• Immunoendocrine profiles in neurocysticercosis patients: a clinical study in Honduras

      Gadea, Nicholas; Applied Health Sciences Program

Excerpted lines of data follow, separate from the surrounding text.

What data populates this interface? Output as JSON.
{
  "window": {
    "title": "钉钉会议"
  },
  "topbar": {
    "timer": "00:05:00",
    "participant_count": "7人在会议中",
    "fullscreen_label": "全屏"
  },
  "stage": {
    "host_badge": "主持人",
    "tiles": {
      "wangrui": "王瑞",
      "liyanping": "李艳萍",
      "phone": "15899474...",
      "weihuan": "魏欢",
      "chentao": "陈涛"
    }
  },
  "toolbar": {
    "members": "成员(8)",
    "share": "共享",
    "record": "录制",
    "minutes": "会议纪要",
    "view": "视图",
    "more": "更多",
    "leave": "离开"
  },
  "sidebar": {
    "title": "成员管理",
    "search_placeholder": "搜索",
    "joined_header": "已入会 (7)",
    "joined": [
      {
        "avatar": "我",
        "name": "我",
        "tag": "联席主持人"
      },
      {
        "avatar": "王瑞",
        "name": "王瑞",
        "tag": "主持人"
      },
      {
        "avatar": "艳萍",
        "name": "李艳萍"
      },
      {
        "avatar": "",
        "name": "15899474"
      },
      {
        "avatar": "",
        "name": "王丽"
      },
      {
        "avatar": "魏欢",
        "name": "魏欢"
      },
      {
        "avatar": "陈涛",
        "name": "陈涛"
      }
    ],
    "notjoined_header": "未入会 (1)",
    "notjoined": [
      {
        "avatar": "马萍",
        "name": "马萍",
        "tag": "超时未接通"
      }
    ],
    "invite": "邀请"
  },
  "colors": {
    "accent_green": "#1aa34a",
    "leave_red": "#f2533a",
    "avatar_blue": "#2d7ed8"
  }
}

      Neurocysticercosis (NCC) is a parasitic infection caused by the infiltration and localization of the larval stage of the tapeworm Taenia solium within the central nervous system (CNS). Clinical presentation and severity are heterogeneous and depend particularly on the age and sex of its host. A clinical study was conducted to evaluate specific endocrine and immune status changes that are associated with NCC. A total of 11 (9 female and 2 male) NCC patients were recruited and matched by sex and age with 11 healthy subjects. Evaluations for 7 hormones and 2 cytokines were measured and compared between patients and their matched controls. Compared with controls, all patients had statistically significant higher serum concentration levels of 17β-estradiol (E2), progesterone (P4), androstenedione (A4), luteinising hormone (LH), follicle stimulating hormone (FSH), interleukin-6 (IL-6), and interleukin-10 (IL-10). In contrast, NCC patients showed significantly lower concentrations of free testosterone (T4), and dihydrotestosterone (DHT). To our knowledge, the present study constitutes one of the first demonstrations in humans that the presence of T. solium metacestodes can modify the host microenviornment by the induction of immunoendocrine changes. In summary, the present work adds to the growing body of knowledge indicating how this parasitic infection may modulate the host for its successful establishment and survival. In addition to being “curiosity-driven”, the ultimate aim of this type of work is to provide insight into the design of new therapeutic strategies. Among these, researchers in the field envision novel treatments or vaccines with the ability to block specific parasite molecules, thereby inhibiting the cysticercus establishment in the CNS, or at least shortening its survival and improving the pathological markers associated with neurocysticercosis.